Of course, what Carlson’s argument boils down to is that women like the same things in Bush that men do. Despite a flaccid economy and a messy situation in Iraq, Bush conveys a sense of decisiveness that Kerry does not.
Collin Levey’s piece in the Seattle Times, entitled “Old Democrat pick-up lines aren’t working on women,” makes that argument more explicitly:
Kerry has been going “Live with Regis and Kelly” and heading to a Redbook luncheon (cookie recipe forthcoming?). And Democrats like former Clinton press secretary Mike McCurry have predicted that Kerry will aim for some nice soft tones in tonight’s debate, since women don’t like to see bullies like Al Gore wandering and huffing about. Such courtship rituals are for the benefit of the potential Bush voters who’ve been dubbed “security moms,” much to the annoyance of certain feminist leaders. But at least this election has treated women as capable of being engaged by the great issues, rather than as just another narrow special interest, like, say, ethanol promoters.
. . . . And in case they didn’t get the message to drop all that Iraq/terrorism/globalization stuff and get back to the feminist knitting, Ramona Oliver of EMILY’s List insists the Bush campaign is just making “a concerted effort to scare women into maintaining the status quo.” That’s hard to square with the notion, presumably upheld by these same groups, that women are smart, rational political creatures, capable of looking beyond “gender” concerns to the larger issues of war and peace. In fact, it’s those groups that have traditionally tried to scare women with claims that America is one Supreme Court appointment away from back-alley abortions and pink-collar oppression in the workplace.

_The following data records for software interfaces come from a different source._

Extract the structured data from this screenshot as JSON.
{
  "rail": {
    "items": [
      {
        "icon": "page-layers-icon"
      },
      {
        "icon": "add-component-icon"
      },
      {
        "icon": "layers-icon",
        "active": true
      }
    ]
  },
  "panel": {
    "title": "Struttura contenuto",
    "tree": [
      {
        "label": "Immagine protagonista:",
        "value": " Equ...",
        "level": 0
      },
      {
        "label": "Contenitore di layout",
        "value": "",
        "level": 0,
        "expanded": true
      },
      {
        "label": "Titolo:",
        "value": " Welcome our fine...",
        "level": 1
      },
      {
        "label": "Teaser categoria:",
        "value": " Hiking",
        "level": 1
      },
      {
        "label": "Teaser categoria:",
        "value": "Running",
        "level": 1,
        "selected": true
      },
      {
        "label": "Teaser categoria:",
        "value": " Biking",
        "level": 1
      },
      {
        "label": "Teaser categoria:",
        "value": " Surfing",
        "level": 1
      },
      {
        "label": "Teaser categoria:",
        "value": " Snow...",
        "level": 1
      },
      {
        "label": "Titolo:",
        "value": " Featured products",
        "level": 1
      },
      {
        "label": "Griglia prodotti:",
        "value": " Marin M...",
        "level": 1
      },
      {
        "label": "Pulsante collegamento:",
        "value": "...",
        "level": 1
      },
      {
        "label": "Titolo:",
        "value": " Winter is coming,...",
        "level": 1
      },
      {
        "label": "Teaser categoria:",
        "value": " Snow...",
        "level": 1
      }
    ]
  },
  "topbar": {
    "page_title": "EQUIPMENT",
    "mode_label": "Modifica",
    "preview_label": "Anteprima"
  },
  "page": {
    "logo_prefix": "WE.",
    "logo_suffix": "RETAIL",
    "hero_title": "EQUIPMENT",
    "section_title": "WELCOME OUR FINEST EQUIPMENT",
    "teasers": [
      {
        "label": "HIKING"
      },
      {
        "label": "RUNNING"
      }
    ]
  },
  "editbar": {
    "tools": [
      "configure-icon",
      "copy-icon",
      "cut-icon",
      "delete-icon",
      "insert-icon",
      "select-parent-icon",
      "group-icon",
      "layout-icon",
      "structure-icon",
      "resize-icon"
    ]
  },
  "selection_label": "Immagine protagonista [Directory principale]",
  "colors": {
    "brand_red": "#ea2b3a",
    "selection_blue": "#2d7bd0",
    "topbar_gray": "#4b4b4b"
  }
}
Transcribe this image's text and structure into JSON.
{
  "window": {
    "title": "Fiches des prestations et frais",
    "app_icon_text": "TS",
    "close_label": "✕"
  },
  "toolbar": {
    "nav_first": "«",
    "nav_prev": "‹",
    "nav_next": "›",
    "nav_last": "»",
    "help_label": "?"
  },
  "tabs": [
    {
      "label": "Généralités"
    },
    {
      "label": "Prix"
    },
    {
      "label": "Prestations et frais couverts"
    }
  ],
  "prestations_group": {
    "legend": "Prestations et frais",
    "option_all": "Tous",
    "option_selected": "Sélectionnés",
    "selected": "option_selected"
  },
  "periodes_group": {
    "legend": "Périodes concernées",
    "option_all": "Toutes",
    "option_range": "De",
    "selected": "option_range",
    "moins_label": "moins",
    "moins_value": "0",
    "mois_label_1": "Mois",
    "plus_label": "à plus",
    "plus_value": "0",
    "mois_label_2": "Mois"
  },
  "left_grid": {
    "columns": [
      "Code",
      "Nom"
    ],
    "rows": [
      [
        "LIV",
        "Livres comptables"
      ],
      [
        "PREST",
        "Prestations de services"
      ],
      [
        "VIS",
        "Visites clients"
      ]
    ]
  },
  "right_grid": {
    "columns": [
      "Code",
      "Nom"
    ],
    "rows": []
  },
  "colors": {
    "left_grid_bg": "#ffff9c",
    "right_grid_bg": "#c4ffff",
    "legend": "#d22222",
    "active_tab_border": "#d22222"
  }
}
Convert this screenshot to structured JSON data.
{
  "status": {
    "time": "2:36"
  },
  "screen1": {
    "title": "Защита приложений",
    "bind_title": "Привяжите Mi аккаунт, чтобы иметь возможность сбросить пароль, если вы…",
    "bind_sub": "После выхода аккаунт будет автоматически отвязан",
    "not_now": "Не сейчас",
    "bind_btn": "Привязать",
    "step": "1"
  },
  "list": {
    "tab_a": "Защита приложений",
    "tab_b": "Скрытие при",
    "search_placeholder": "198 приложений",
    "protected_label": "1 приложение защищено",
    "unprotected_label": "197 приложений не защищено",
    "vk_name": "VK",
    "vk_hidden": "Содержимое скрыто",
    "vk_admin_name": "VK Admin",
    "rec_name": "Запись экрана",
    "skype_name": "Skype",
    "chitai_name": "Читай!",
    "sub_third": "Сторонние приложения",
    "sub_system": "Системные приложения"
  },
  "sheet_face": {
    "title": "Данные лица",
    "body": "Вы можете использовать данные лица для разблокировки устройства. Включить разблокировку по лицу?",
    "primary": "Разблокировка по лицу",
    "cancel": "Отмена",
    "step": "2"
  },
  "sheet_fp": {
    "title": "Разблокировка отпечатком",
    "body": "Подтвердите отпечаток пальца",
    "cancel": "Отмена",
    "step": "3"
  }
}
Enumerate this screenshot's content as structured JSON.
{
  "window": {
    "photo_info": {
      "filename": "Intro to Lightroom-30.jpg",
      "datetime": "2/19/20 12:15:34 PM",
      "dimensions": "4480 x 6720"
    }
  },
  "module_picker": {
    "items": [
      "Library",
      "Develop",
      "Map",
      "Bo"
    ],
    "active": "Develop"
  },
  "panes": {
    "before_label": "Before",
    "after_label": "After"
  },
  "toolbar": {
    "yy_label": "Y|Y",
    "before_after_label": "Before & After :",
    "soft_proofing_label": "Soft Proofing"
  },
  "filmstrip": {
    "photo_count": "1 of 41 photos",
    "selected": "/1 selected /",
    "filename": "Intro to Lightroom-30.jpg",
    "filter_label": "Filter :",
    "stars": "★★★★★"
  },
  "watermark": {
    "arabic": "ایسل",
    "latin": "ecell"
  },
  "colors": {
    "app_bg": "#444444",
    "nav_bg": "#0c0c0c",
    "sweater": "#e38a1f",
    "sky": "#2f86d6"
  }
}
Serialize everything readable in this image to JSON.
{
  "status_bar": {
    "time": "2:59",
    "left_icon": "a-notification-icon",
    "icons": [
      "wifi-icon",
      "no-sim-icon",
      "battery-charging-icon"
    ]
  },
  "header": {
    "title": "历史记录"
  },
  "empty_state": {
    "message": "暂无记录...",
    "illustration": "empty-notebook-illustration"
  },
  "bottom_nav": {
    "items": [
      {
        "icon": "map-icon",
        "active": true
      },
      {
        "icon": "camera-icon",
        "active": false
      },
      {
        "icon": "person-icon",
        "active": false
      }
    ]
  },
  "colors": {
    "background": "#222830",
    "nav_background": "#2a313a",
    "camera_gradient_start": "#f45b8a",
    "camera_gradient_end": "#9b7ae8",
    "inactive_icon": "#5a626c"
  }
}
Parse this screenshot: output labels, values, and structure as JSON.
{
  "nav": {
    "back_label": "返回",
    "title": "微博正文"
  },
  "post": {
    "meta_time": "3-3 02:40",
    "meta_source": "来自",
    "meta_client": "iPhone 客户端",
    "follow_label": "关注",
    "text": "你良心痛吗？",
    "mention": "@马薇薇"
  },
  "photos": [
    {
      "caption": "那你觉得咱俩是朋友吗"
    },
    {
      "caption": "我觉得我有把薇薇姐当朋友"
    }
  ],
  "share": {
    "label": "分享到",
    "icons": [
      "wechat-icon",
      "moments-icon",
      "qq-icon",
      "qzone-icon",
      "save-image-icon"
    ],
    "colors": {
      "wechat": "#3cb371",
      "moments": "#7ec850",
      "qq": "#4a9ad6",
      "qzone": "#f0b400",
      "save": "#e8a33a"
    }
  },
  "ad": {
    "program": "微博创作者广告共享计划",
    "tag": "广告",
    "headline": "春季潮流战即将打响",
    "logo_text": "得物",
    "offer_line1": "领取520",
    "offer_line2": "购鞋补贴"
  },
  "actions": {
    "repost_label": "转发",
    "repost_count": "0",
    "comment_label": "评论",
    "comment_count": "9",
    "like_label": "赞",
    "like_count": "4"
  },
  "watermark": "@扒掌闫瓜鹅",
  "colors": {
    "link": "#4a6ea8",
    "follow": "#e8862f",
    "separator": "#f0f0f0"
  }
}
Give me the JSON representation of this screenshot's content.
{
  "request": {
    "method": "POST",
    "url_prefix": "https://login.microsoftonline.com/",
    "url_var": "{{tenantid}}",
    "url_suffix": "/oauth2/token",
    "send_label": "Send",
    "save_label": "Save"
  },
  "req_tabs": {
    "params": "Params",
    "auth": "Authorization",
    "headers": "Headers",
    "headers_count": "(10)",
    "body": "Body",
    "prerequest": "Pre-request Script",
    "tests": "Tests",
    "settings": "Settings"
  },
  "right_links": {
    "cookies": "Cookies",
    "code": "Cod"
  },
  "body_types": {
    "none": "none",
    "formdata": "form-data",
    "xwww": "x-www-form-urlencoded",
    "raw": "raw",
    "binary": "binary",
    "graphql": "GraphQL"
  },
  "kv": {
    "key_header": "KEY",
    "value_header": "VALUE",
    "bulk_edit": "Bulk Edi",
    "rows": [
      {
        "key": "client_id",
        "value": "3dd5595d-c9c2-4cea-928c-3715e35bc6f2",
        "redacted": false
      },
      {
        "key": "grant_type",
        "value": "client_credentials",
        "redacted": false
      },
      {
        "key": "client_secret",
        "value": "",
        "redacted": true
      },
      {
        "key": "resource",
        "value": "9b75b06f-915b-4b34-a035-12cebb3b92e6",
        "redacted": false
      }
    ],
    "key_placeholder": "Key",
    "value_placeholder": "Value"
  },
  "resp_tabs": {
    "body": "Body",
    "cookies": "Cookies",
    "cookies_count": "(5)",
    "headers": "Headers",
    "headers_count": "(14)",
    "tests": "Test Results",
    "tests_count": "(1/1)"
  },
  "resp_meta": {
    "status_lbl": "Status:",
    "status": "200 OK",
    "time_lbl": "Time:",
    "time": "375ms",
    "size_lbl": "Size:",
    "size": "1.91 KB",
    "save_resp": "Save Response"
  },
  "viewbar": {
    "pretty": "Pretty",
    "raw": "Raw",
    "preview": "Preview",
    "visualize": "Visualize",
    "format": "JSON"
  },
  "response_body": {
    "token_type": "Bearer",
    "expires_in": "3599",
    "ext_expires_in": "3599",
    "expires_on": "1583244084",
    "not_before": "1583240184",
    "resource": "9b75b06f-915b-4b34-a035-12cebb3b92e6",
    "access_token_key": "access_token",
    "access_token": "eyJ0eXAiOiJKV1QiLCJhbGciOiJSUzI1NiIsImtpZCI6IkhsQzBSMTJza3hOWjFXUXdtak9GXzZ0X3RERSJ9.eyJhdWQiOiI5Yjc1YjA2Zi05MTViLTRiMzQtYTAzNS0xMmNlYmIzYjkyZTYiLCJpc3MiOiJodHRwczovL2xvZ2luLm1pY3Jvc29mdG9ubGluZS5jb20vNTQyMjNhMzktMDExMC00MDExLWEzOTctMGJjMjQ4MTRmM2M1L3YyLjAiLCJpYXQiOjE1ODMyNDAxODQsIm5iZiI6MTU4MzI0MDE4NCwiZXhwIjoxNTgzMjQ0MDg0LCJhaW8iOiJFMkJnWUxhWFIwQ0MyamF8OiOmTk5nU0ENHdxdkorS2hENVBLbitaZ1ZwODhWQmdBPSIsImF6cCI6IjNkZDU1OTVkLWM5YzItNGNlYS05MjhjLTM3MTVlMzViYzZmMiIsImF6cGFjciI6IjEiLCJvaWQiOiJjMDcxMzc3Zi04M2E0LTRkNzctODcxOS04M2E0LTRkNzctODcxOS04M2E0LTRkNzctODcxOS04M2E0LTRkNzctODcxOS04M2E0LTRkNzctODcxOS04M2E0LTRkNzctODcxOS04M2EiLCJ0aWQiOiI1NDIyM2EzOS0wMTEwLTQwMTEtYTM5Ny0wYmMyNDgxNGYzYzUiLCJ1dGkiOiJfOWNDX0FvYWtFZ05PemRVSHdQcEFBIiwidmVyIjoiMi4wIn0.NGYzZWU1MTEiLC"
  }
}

But attempts to corral women into political lockstep in the name of their common womanhood have always flown in the face of actual voting history. Ronald Reagan beat Jimmy Carter for the women’s vote 45 percent to 44 percent. Next time out, he got 56 percent of the female vote despite the presence of a woman, Geraldine Ferraro, on the Democratic ticket. Back in the Mesozoic, in fact, women were considered more likely to vote Republican Ã¢€” they went narrowly for Richard Nixon (hardly a sensitive, New Age man) against John Kennedy in 1960.
On the big issues (security, economy), women turn out not to be so different from men. You’d think women’s groups would be proud of the fact that women are wrestling with these matters and coming to their own, independent judgments. Why should nongender-related topics adhere to a “gender gap” anyway? But, of course, that ends up leaving the women’s groups (nearly all of them aligned with the Democratic Party) feeling kind of useless, doesn’t it?
Indeed. As Levey notes, it has never been the case that women have voted as a group. The “gender gap” has been a tendency to vote Democrat at a greater rate than men. Unlike blacks, who continue to vote as a block despite amazing diversity, women as a whole tend not to perceive themselves as an interest group. For a variety of reasons, women have tended to be more predisposed to social redistribution programs and less so to national security spending than men. This year, it looks as if national security is being viewed as a “family” issue.